Click on the course title for the syllabus.
A course exploring the many meanings of democracy and its successes and contradictions in the modern period. What makes a political regime democratic? What is the relationship between liberalism, democracy, and populism? Who makes up “the people,” and who is included and excluded within the boundaries of the demos?
An examination of key works in classic and contemporary democratic theory, including Aristotle, Tocqueville, Dewey, Schumpeter, Habermas, Wolin, and Mouffe. Themes include democracy as a normative ideal, democratic institutions and procedures, and the relationship between democracy and liberalism.
Spanning from the late colonial period to the emergence of the Federalist and Jeffersonian camps, this course examines the history and legacy of the American Revolution, and the social and political contexts from which it emerged.
An overview of key texts in the Western political tradition, primarily focusing on Machiavelli's The Prince, Hobbes' Leviathan, Locke's Second Treatise, Rousseau's Social Contract, and The Federalist.
A thematic course on key contemporary issues in American political economy, including the relationship democracy and capitalism, the welfare state, corporate influence on democratic politics, and the links between class, status, and political voice.
Introduction to American Politics
(Associate Instructor; Fall 2014)
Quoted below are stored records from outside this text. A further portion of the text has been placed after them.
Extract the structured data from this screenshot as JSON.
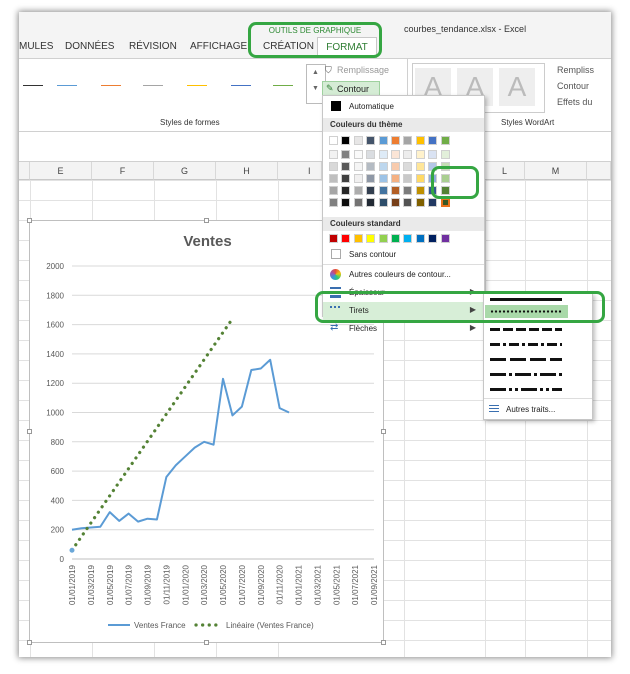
{
  "window": {
    "title": "courbes_tendance.xlsx - Excel"
  },
  "ribbon": {
    "tabs": [
      "MULES",
      "DONNÉES",
      "RÉVISION",
      "AFFICHAGE",
      "CRÉATION"
    ],
    "context_group": "OUTILS DE GRAPHIQUE",
    "active_tab": "FORMAT",
    "shape_fill": "Remplissage",
    "shape_outline": "Contour",
    "group_shapes": "Styles de formes",
    "group_wordart": "Styles WordArt",
    "wordart_fill": "Rempliss",
    "wordart_outline": "Contour",
    "wordart_effects": "Effets du",
    "wordart_letter": "A"
  },
  "columns": [
    "E",
    "F",
    "G",
    "H",
    "I",
    "L",
    "M"
  ],
  "menu": {
    "automatic": "Automatique",
    "theme_colors": "Couleurs du thème",
    "standard_colors": "Couleurs standard",
    "no_outline": "Sans contour",
    "more_colors": "Autres couleurs de contour...",
    "weight": "Épaisseur",
    "dashes": "Tirets",
    "arrows": "Flèches",
    "theme_top": [
      "#ffffff",
      "#000000",
      "#e7e6e6",
      "#44546a",
      "#5b9bd5",
      "#ed7d31",
      "#a5a5a5",
      "#ffc000",
      "#4472c4",
      "#70ad47"
    ],
    "standard": [
      "#c00000",
      "#ff0000",
      "#ffc000",
      "#ffff00",
      "#92d050",
      "#00b050",
      "#00b0f0",
      "#0070c0",
      "#002060",
      "#7030a0"
    ]
  },
  "submenu": {
    "more_dashes": "Autres traits..."
  },
  "chart_data": {
    "type": "line",
    "title": "Ventes",
    "x": [
      "01/01/2019",
      "01/02/2019",
      "01/03/2019",
      "01/04/2019",
      "01/05/2019",
      "01/06/2019",
      "01/07/2019",
      "01/08/2019",
      "01/09/2019",
      "01/10/2019",
      "01/11/2019",
      "01/12/2019",
      "01/01/2020",
      "01/02/2020",
      "01/03/2020",
      "01/04/2020",
      "01/05/2020",
      "01/06/2020",
      "01/07/2020",
      "01/08/2020",
      "01/09/2020",
      "01/10/2020",
      "01/11/2020",
      "01/12/2020"
    ],
    "x_tick_labels": [
      "01/01/2019",
      "01/03/2019",
      "01/05/2019",
      "01/07/2019",
      "01/09/2019",
      "01/11/2019",
      "01/01/2020",
      "01/03/2020",
      "01/05/2020",
      "01/07/2020",
      "01/09/2020",
      "01/11/2020",
      "01/01/2021",
      "01/03/2021",
      "01/05/2021",
      "01/07/2021",
      "01/09/2021"
    ],
    "ylim": [
      0,
      2000
    ],
    "y_ticks": [
      0,
      200,
      400,
      600,
      800,
      1000,
      1200,
      1400,
      1600,
      1800,
      2000
    ],
    "series": [
      {
        "name": "Ventes France",
        "color": "#5b9bd5",
        "style": "solid",
        "values": [
          200,
          210,
          215,
          220,
          320,
          260,
          310,
          255,
          275,
          270,
          560,
          640,
          700,
          760,
          800,
          780,
          1230,
          980,
          1040,
          1290,
          1300,
          1360,
          1030,
          1000
        ]
      },
      {
        "name": "Linéaire (Ventes France)",
        "color": "#548235",
        "style": "dotted",
        "from": "01/01/2019",
        "to": "01/06/2020",
        "y_start": 60,
        "y_end": 1640
      }
    ],
    "legend_position": "bottom"
  }
}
A broad survey course in American politics. Responsibilities included leading discussion sections and grading.